Sometimes a movie’s plot twist can be so huge that it precedes the movie itself. Take classics like The Sixth Sense or the original Planet of the Apes, for example. Those were culturally earth-shattering. And both of their well-earned twists come at the conclusions of their respective movies. Those films also had a lot going for them, even before those famous climaxes. Serenity is a different case. It’s going to divide the audience, not just because of how bad the movie is before its twist, but because the twist comes in the middle of the story and changes the landscape of the film entirely.

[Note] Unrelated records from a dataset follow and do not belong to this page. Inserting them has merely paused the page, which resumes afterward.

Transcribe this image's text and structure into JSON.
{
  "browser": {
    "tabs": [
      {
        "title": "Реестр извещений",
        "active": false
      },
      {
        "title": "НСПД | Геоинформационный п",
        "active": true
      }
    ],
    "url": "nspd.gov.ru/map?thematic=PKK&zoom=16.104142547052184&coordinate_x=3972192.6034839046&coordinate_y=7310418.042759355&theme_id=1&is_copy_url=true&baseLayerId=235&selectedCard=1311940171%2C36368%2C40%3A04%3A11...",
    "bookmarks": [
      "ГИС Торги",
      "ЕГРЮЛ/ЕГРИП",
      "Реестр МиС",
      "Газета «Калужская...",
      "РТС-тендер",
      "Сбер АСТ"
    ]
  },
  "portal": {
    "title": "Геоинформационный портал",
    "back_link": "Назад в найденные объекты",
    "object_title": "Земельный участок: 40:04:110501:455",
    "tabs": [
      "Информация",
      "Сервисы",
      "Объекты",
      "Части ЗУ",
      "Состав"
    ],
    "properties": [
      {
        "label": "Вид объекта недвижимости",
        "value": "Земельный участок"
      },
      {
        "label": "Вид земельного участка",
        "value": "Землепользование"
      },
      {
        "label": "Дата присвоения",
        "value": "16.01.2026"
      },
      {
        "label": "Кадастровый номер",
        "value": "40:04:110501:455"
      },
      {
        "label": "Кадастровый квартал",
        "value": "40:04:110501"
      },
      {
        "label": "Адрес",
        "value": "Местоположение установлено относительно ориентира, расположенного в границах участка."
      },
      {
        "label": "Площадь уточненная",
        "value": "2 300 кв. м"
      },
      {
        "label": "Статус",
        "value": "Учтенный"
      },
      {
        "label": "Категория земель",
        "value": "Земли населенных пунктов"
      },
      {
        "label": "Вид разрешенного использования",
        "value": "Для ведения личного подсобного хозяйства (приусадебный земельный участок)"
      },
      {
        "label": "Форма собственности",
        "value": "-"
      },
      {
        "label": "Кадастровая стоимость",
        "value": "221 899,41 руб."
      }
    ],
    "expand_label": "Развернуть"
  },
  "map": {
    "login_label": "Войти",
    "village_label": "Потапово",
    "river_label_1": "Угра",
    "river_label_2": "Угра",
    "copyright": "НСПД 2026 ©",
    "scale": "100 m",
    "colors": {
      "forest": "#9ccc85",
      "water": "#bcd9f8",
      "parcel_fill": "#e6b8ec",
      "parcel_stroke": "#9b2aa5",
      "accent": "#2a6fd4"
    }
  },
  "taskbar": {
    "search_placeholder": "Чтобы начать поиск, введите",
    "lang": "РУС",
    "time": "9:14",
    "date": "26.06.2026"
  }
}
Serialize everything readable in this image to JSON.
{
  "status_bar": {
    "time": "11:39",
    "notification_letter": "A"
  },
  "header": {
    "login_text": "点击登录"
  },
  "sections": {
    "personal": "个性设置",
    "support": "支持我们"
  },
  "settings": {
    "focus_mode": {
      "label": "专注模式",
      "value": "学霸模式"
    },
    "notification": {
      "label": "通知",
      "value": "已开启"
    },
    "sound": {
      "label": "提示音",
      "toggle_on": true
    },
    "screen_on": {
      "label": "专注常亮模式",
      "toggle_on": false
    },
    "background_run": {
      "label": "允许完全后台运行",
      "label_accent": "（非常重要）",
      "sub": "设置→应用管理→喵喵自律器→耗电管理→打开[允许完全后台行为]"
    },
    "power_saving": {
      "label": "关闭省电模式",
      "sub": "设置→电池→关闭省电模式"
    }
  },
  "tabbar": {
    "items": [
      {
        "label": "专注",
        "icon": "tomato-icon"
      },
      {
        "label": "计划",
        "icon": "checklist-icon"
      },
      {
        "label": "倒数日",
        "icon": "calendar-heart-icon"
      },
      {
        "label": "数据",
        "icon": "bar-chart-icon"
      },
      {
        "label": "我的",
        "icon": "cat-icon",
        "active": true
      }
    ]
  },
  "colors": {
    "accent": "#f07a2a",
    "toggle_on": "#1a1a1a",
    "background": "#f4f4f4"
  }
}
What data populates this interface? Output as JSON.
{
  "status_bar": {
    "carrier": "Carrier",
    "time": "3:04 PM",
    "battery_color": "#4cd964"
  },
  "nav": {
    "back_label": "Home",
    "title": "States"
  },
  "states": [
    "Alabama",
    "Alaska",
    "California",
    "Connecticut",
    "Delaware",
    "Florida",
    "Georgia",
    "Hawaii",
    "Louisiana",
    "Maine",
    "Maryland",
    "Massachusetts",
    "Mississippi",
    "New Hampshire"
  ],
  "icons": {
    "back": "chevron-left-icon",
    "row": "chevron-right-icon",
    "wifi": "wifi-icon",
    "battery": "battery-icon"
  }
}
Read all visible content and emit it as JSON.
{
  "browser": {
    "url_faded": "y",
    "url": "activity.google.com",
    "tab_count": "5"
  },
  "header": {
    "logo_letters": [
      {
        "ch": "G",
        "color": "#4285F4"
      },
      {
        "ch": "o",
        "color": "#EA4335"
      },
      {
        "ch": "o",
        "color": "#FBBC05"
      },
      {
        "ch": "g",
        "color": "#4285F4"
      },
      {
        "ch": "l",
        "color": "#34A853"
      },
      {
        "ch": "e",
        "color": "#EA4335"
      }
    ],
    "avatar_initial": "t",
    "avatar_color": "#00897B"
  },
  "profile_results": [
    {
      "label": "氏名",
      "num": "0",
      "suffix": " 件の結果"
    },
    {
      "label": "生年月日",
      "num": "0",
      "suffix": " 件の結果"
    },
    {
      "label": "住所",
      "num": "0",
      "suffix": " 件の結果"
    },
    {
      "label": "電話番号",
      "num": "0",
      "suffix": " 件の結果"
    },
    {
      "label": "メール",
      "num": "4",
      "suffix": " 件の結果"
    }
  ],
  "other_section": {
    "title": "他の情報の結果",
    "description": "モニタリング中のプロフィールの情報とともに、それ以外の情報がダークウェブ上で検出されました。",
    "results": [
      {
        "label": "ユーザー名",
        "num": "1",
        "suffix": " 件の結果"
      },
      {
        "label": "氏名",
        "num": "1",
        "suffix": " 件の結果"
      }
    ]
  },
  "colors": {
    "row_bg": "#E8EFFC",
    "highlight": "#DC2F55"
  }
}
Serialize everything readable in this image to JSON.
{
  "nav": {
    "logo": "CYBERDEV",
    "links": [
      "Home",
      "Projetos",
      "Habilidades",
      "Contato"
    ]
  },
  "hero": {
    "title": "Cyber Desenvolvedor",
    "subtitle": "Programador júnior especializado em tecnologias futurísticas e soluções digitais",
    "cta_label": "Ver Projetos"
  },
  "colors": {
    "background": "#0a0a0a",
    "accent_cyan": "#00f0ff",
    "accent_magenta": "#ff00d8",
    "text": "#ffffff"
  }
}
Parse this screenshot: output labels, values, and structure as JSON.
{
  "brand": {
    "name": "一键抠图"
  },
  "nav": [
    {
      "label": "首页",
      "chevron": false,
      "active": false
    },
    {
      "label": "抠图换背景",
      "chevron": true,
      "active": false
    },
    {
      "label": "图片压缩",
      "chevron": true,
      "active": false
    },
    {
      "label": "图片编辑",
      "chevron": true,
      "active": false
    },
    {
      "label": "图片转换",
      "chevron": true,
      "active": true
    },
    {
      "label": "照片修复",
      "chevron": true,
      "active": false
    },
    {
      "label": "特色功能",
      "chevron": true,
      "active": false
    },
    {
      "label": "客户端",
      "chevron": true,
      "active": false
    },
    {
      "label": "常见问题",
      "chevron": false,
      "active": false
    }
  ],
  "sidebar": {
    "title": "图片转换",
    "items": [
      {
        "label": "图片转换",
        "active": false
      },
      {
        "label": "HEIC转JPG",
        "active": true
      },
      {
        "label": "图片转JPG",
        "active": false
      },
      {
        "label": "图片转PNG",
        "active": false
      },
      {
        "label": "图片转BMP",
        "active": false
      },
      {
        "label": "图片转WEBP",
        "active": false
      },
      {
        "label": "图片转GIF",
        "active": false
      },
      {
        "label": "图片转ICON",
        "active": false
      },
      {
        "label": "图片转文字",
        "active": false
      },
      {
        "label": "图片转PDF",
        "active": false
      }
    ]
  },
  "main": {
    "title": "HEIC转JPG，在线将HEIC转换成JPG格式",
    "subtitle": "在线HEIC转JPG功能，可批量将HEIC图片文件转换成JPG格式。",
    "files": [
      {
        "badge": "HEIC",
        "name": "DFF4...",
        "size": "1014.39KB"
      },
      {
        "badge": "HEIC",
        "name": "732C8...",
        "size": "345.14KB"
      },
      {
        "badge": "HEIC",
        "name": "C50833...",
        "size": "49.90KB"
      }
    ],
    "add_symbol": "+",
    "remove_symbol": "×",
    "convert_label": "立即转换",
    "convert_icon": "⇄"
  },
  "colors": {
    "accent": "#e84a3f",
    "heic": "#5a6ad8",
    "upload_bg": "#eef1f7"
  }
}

It opens up with Baker Dill (Matthew McConaughey) on a fishing boat with a few other guys, when something begins tugging at the line. Baker takes over and begins wrestling with the giant tuna, though after a few minutes struggling on the line the fish gets away. You can tell that he’s seen this fish before, but this most recent attempt is his closest yet, thus furthering an obsession that he has about catching it – a la Captain Ahab.
But it’s not just him. The entire island town Baker lives on has seems to have unrealistically bought into this obsession and it’s over-the-top. With any other plot detail that gets brought up, as far as background information or why they’re obsessing, you feel as though you’re being intentionally left in the dark. It’s frustrating and makes you want to check out. For the first 30 minutes, we’re not only watching a movie about Matthew McConaughey’s character, Baker Dill, obsessing over not being able to catch this big fish, but a film noir about it. We think, “Why would they make this?”
In comes Karen Zariakas (Anne Hathaway), Baker’s ex-wife, who approaches him about murdering her current husband, Frank (Jason Clarke), who’s become extremely abusive. We learn that after Karen and Baker’s divorce, Baker went off the grid to escaped to the island. With Hathaway’s entrance, the story gains an actual plot, but her performance is so cringeworthy that it almost doesn’t seem real. She’s taking this film noir thing so seriously, as though she just landed the lead in the high school play and is just copying what she’s seen in the movies. It doesn’t help that the dialogue written for her is chock full of oft-parodied genre cliches.
As I’m watching, I’m scribbling in my notes, going off about the writer trying to emulate bad film noir from the 1930s. Things keep happening that should be extremely alarming for anyone who has ever paid attention to movies. Such as McConaughey’s insane brooding about catching a fish, or Hathaway’s cartoonish line deliveries, or even the fact that the filmmakers keep shamelessly pounding it into our brains that everyone knows everyone’s business in this town. It’s all so bizarre. You start to wonder if this is self-parody. But then, about an hour into the movie, something great happens and it all starts to make sense…I realize this is all intentional.
It drops a twist on us that is so ridiculous that it actually changes the entire genre of the film. And since the movie had been so marginal up to this point, the twist comes with a sigh of relief. In fact, I could be doing you, the unsuspecting viewer, a disservice by even hinting about such a twist in the first place. It’s not quite on the gotcha! level of M. Night Shyamalan – it’s far more expansive. Perhaps they thought it would be more fun – and less jarring – to pick up on the hints sprinkled here and there leading up to it.
The only real problem with the twist is that it risks nullifying our attachment to the characters, and in turn flips our heads around, completely switching our protagonist to someone I haven’t even mentioned. Fortunately, director Steven Knight, known mostly for screenwriting, places restrictions on his actors’ freedom of performance, which prevents us from ever becoming fully invested in these characters in the first place. While entertaining, perhaps a different approach may have allowed us to better relate to their crazy situation within such an oddball concept.
If you’re a fan of gratuitous absurdity, then Serenity is right in your wheelhouse. It’s like The Truman Show meets Wild Things, in the most on-the-nose way possible. Seldom do we see such mega-stars in a project so wildly different like this, and for good reason. It does take itself a little too seriously, but it’s that very same commitment to its absurd premise that makes it so appealing in the end. You just have to sit through a bad half of a movie to get there. Just think of it as needing to eat your dinner before you can have any dessert.